By Isabelle Yan NASA’s Goddard Space Flight Center Greenbelt, Md.
NASA will lay the foundation for spacecraft life extension and long duration space exploration with the upcoming launch of Robotic Refueling Mission 3 (RRM3), a mission that will pioneer techniques for storing and replenishing cryogenic spacecraft fuel.
PASADENA, Calif. and ELISIUM PLANITIA, Mars (NASA/JPL-Caltech PR) — NASA’s InSight has sent signals to Earth indicating that its solar panels are open and collecting sunlight on the Martian surface. NASA’s Mars Odyssey orbiter relayed the signals, which were received on Earth at about 5:30 p.m. PST (8:30 p.m. EST). Solar array deployment ensures the spacecraft can recharge its batteries each day. Odyssey also relayed a pair of images showing InSight’s landing site.
PASADENA, Calif. and ELYSIUM PLANITIA, Mars (NASA/JPL-Caltech PR) — Mars has just received its newest robotic resident. NASA’s Interior Exploration using Seismic Investigations, Geodesy and Heat Transport (InSight) lander successfully touched down on the Red Planet after an almost seven-month, 300-million-mile (458-million-kilometer) journey from Earth.
InSight’s two-year mission will be to study the deep interior of Mars to learn how all celestial bodies with rocky surfaces, including Earth and the Moon, formed.
PASADENA, Calif. (NASA/JPL-Caltech PR) — MarCO-B, one of the experimental Mars Cube One (MarCO) CubeSats, took this image of Mars from about 4,700 miles (6,000 kilometers) away during its flyby of the Red Planet on Nov. 26, 2018.
MarCO-B was flying by Mars with its twin, MarCO-A, to attempt to serve as communications relays for NASA’s InSight spacecraft as it landed on Mars. This image was taken at about 12:10 p.m. PST (3:10 p.m. EST) while MarCO-B was flying away from the planet after InSight landed.

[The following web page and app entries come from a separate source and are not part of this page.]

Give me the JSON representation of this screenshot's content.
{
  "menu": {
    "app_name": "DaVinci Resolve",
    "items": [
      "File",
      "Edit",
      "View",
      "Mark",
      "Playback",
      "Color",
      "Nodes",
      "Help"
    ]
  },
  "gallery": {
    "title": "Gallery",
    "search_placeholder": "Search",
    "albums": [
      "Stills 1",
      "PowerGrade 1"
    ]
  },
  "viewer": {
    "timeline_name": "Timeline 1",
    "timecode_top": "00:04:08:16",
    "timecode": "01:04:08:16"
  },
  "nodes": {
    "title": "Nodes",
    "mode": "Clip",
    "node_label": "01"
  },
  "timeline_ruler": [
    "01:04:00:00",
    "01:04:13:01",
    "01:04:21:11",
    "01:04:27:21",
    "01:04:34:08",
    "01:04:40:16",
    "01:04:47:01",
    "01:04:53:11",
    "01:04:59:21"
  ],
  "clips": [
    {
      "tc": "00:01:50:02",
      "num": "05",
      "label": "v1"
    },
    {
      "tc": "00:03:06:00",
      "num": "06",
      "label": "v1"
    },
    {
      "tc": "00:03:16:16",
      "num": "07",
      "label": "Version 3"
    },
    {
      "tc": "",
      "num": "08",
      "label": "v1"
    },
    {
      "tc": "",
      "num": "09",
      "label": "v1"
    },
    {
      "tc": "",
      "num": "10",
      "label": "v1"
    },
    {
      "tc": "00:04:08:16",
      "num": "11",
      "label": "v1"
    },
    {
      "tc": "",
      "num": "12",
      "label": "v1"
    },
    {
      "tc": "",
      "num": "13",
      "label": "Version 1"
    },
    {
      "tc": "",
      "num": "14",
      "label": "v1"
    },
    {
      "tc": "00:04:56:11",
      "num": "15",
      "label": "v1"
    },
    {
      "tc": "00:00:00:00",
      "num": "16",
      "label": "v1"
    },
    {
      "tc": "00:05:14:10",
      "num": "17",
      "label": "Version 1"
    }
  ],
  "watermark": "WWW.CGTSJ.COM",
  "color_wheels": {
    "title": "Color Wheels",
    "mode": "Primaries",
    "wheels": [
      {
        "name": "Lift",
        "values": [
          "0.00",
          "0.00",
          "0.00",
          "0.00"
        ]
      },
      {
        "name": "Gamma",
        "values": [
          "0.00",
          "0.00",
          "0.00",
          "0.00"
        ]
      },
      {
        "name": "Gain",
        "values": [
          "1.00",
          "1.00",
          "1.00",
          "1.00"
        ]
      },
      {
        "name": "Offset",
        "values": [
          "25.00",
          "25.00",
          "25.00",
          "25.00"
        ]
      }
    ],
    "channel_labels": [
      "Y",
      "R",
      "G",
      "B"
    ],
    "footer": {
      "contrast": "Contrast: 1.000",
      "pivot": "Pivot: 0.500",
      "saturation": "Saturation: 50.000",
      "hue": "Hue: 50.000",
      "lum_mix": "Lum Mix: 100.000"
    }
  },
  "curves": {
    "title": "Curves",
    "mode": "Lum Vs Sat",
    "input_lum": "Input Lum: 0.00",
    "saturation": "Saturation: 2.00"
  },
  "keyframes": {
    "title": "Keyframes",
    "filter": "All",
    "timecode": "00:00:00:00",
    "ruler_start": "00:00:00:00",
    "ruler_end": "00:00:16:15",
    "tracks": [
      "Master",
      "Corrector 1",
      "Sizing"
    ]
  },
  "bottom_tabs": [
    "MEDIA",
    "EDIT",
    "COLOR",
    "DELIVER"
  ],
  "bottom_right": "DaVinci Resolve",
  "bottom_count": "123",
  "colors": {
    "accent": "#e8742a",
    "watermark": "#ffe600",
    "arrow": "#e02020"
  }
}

The MarCO and InSight projects are managed for NASA’s Science Mission Directorate, Washington, by JPL, a division of the California Institute of Technology, Pasadena.